Problem description » Gather all lines in the records below that include the word "title".

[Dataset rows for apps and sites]
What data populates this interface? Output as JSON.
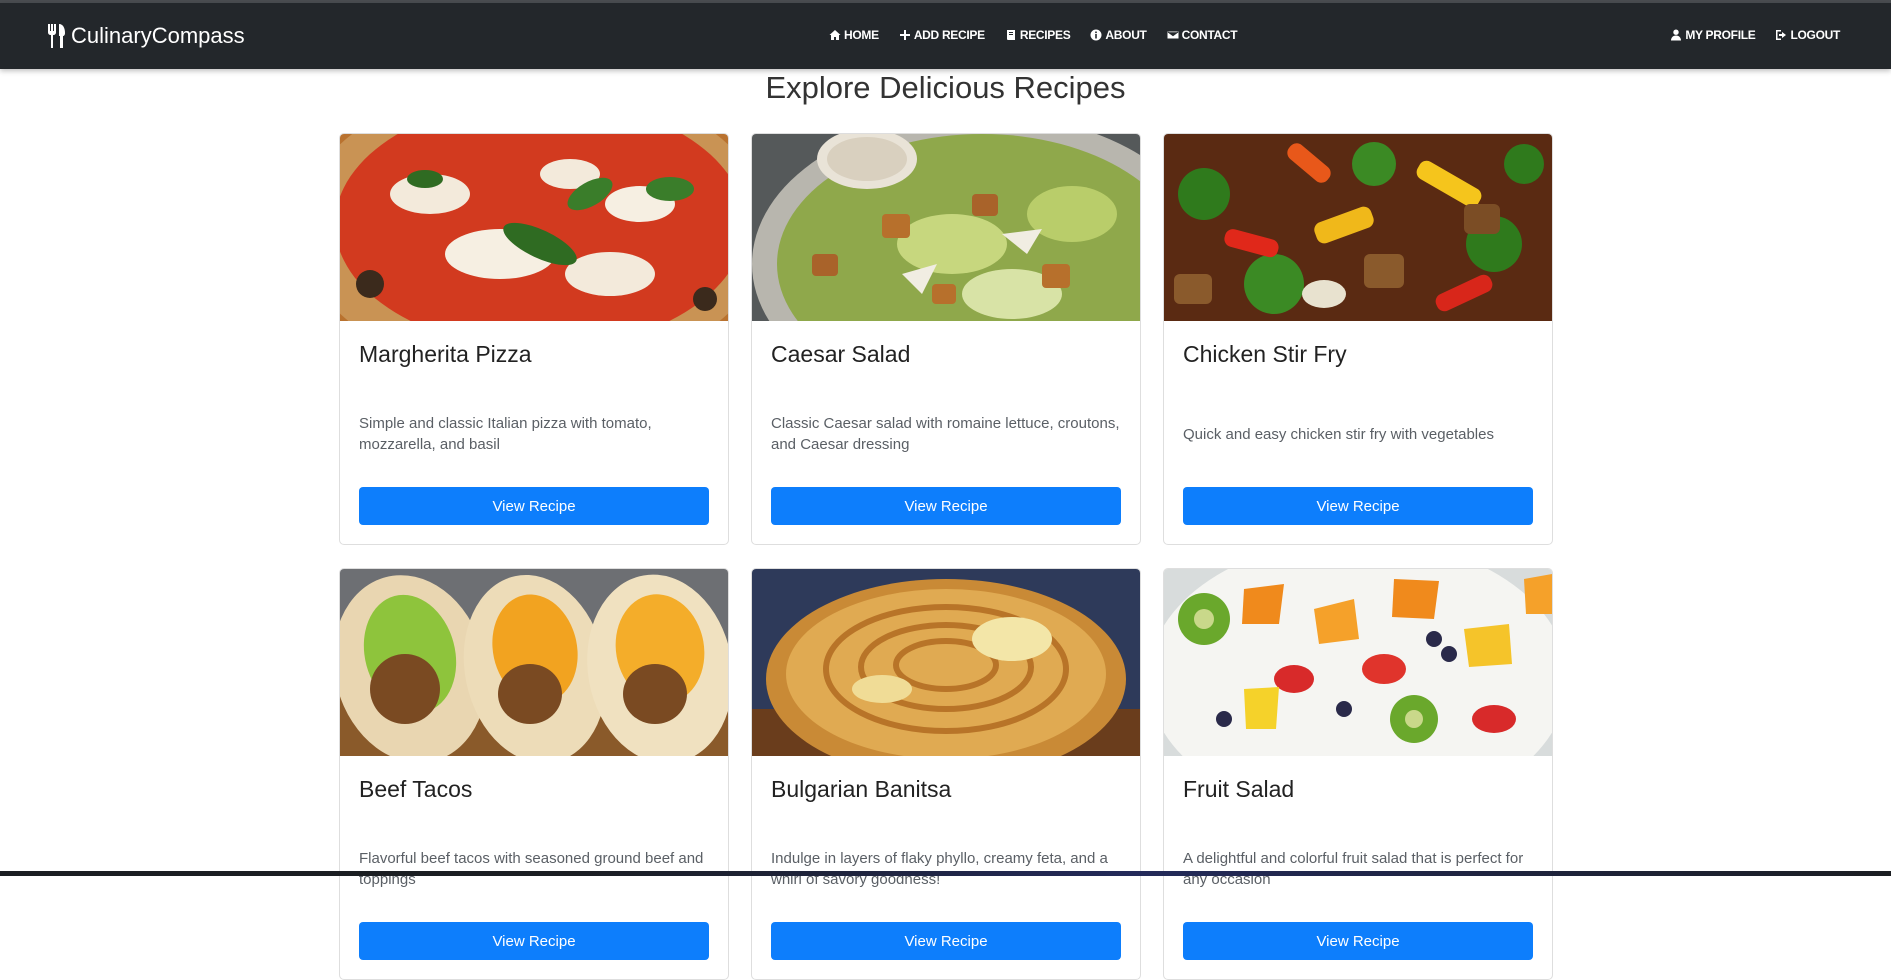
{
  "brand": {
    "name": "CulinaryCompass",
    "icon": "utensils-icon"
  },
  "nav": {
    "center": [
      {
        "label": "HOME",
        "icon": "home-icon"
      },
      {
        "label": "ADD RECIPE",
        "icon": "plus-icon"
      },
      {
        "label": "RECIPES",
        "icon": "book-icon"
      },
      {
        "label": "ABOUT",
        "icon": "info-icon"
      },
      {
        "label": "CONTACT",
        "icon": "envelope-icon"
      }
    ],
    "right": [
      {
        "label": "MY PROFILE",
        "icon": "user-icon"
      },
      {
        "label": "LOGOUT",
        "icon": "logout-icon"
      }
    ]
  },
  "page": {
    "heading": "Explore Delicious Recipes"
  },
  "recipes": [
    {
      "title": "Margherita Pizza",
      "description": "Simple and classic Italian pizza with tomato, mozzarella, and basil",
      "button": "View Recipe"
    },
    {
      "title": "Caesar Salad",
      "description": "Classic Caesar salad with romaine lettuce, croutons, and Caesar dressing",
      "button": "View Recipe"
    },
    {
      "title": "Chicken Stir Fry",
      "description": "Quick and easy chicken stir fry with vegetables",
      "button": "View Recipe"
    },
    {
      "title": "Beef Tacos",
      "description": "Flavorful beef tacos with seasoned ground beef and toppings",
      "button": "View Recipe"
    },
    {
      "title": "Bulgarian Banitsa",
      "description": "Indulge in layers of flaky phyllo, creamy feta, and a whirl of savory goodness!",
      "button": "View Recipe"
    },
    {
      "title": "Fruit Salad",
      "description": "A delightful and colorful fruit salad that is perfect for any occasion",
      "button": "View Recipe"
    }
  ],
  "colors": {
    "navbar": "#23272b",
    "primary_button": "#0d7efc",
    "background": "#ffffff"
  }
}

Exercise output »
      "title": "Margherita Pizza",
      "title": "Caesar Salad",
      "title": "Chicken Stir Fry",
      "title": "Beef Tacos",
      "title": "Bulgarian Banitsa",
      "title": "Fruit Salad",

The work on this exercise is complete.